THE TASK => Starting with the line that contains "Read all visible content and emit it as JSON.", set down each line through the end of the entries below, exactly and with nothing added.

BEGIN EXCERPTED DATA

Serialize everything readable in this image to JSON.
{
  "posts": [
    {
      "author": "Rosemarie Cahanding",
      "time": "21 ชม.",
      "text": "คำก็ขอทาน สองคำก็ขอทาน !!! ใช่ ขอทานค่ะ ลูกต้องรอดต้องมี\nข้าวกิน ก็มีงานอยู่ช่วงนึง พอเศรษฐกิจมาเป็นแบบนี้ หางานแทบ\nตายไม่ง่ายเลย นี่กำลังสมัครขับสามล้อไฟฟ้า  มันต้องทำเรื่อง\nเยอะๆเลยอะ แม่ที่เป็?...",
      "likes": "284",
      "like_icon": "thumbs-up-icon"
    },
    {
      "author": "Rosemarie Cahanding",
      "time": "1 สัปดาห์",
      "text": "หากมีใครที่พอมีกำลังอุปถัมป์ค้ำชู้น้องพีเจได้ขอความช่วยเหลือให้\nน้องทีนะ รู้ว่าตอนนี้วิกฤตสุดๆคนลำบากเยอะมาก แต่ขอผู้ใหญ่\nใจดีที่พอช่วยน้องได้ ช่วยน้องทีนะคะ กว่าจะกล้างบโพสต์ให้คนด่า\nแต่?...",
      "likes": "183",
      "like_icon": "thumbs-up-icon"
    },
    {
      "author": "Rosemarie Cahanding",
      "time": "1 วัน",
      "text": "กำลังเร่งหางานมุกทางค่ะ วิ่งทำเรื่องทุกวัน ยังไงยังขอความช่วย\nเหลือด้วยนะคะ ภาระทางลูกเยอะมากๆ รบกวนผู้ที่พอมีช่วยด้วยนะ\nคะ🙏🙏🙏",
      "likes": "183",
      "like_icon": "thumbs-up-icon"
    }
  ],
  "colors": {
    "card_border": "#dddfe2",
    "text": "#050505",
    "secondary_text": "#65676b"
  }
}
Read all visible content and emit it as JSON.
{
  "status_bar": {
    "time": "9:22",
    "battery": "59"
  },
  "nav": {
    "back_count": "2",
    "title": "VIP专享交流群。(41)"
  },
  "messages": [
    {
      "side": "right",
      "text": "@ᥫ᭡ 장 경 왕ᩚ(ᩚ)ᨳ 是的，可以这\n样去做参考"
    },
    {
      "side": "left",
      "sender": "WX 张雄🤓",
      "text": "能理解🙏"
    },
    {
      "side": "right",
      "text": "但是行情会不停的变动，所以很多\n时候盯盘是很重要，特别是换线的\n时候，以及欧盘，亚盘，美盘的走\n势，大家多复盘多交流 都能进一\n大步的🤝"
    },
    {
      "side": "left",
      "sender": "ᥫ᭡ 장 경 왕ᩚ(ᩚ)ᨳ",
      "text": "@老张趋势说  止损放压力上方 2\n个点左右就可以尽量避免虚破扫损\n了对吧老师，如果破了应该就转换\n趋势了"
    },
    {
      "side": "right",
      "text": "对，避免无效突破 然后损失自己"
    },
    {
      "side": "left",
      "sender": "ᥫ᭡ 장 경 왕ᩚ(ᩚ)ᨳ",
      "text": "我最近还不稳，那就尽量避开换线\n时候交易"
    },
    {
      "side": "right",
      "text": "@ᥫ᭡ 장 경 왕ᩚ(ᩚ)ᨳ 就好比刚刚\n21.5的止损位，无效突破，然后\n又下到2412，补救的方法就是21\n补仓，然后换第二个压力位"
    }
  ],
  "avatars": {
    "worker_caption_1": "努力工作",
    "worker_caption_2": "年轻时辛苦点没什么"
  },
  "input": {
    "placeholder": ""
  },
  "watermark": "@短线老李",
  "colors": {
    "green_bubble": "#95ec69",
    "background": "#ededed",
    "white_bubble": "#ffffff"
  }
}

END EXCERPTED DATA

TASK RESPONSE =>
Read all visible content and emit it as JSON.
{
  "status_bar": {
    "time": "9:22",
    "battery": "59"
  },
  "nav": {
    "back_count": "2",
    "title": "VIP专享交流群。(41)"
  },
  "messages": [
    {
      "side": "right",
      "text": "@ᥫ᭡ 장 경 왕ᩚ(ᩚ)ᨳ 是的，可以这\n样去做参考"
    },
    {
      "side": "left",
      "sender": "WX 张雄🤓",
      "text": "能理解🙏"
    },
    {
      "side": "right",
      "text": "但是行情会不停的变动，所以很多\n时候盯盘是很重要，特别是换线的\n时候，以及欧盘，亚盘，美盘的走\n势，大家多复盘多交流 都能进一\n大步的🤝"
    },
    {
      "side": "left",
      "sender": "ᥫ᭡ 장 경 왕ᩚ(ᩚ)ᨳ",
      "text": "@老张趋势说  止损放压力上方 2\n个点左右就可以尽量避免虚破扫损\n了对吧老师，如果破了应该就转换\n趋势了"
    },
    {
      "side": "right",
      "text": "对，避免无效突破 然后损失自己"
    },
    {
      "side": "left",
      "sender": "ᥫ᭡ 장 경 왕ᩚ(ᩚ)ᨳ",
      "text": "我最近还不稳，那就尽量避开换线\n时候交易"
    },
    {
      "side": "right",
      "text": "@ᥫ᭡ 장 경 왕ᩚ(ᩚ)ᨳ 就好比刚刚\n21.5的止损位，无效突破，然后\n又下到2412，补救的方法就是21\n补仓，然后换第二个压力位"
    }
  ],
  "avatars": {
    "worker_caption_1": "努力工作",
    "worker_caption_2": "年轻时辛苦点没什么"
  },
  "input": {
    "placeholder": ""
  },
  "watermark": "@短线老李",
  "colors": {
    "green_bubble": "#95ec69",
    "background": "#ededed",
    "white_bubble": "#ffffff"
  }
}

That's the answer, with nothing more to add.